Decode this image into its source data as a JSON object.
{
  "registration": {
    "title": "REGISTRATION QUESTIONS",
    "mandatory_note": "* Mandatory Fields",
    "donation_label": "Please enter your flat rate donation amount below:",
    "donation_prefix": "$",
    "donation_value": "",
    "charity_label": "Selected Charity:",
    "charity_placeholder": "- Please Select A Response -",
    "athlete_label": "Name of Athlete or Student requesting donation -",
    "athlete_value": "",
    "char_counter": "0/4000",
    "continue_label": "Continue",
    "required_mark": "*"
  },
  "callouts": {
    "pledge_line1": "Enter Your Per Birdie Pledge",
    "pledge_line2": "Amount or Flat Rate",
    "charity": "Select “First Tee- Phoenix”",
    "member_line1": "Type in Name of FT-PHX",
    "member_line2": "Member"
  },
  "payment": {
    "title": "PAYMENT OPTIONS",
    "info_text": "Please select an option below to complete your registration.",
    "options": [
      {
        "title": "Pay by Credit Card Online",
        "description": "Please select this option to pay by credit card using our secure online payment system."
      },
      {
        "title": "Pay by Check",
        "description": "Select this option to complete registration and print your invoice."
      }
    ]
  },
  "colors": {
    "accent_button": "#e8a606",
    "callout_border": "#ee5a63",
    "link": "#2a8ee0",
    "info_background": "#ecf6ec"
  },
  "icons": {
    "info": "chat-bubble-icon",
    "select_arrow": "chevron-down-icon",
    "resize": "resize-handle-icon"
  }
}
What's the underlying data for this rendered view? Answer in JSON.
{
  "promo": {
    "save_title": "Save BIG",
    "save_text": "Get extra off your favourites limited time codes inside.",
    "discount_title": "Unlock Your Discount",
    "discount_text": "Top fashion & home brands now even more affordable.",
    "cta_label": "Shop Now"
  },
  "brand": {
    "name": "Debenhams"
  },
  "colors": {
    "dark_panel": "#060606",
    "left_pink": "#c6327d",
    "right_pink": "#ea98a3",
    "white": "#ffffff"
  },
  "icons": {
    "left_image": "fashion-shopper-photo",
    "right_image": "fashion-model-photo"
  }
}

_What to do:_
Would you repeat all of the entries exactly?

_Solved exercise:_
Decode this image into its source data as a JSON object.
{
  "registration": {
    "title": "REGISTRATION QUESTIONS",
    "mandatory_note": "* Mandatory Fields",
    "donation_label": "Please enter your flat rate donation amount below:",
    "donation_prefix": "$",
    "donation_value": "",
    "charity_label": "Selected Charity:",
    "charity_placeholder": "- Please Select A Response -",
    "athlete_label": "Name of Athlete or Student requesting donation -",
    "athlete_value": "",
    "char_counter": "0/4000",
    "continue_label": "Continue",
    "required_mark": "*"
  },
  "callouts": {
    "pledge_line1": "Enter Your Per Birdie Pledge",
    "pledge_line2": "Amount or Flat Rate",
    "charity": "Select “First Tee- Phoenix”",
    "member_line1": "Type in Name of FT-PHX",
    "member_line2": "Member"
  },
  "payment": {
    "title": "PAYMENT OPTIONS",
    "info_text": "Please select an option below to complete your registration.",
    "options": [
      {
        "title": "Pay by Credit Card Online",
        "description": "Please select this option to pay by credit card using our secure online payment system."
      },
      {
        "title": "Pay by Check",
        "description": "Select this option to complete registration and print your invoice."
      }
    ]
  },
  "colors": {
    "accent_button": "#e8a606",
    "callout_border": "#ee5a63",
    "link": "#2a8ee0",
    "info_background": "#ecf6ec"
  },
  "icons": {
    "info": "chat-bubble-icon",
    "select_arrow": "chevron-down-icon",
    "resize": "resize-handle-icon"
  }
}
What's the underlying data for this rendered view? Answer in JSON.
{
  "promo": {
    "save_title": "Save BIG",
    "save_text": "Get extra off your favourites limited time codes inside.",
    "discount_title": "Unlock Your Discount",
    "discount_text": "Top fashion & home brands now even more affordable.",
    "cta_label": "Shop Now"
  },
  "brand": {
    "name": "Debenhams"
  },
  "colors": {
    "dark_panel": "#060606",
    "left_pink": "#c6327d",
    "right_pink": "#ea98a3",
    "white": "#ffffff"
  },
  "icons": {
    "left_image": "fashion-shopper-photo",
    "right_image": "fashion-model-photo"
  }
}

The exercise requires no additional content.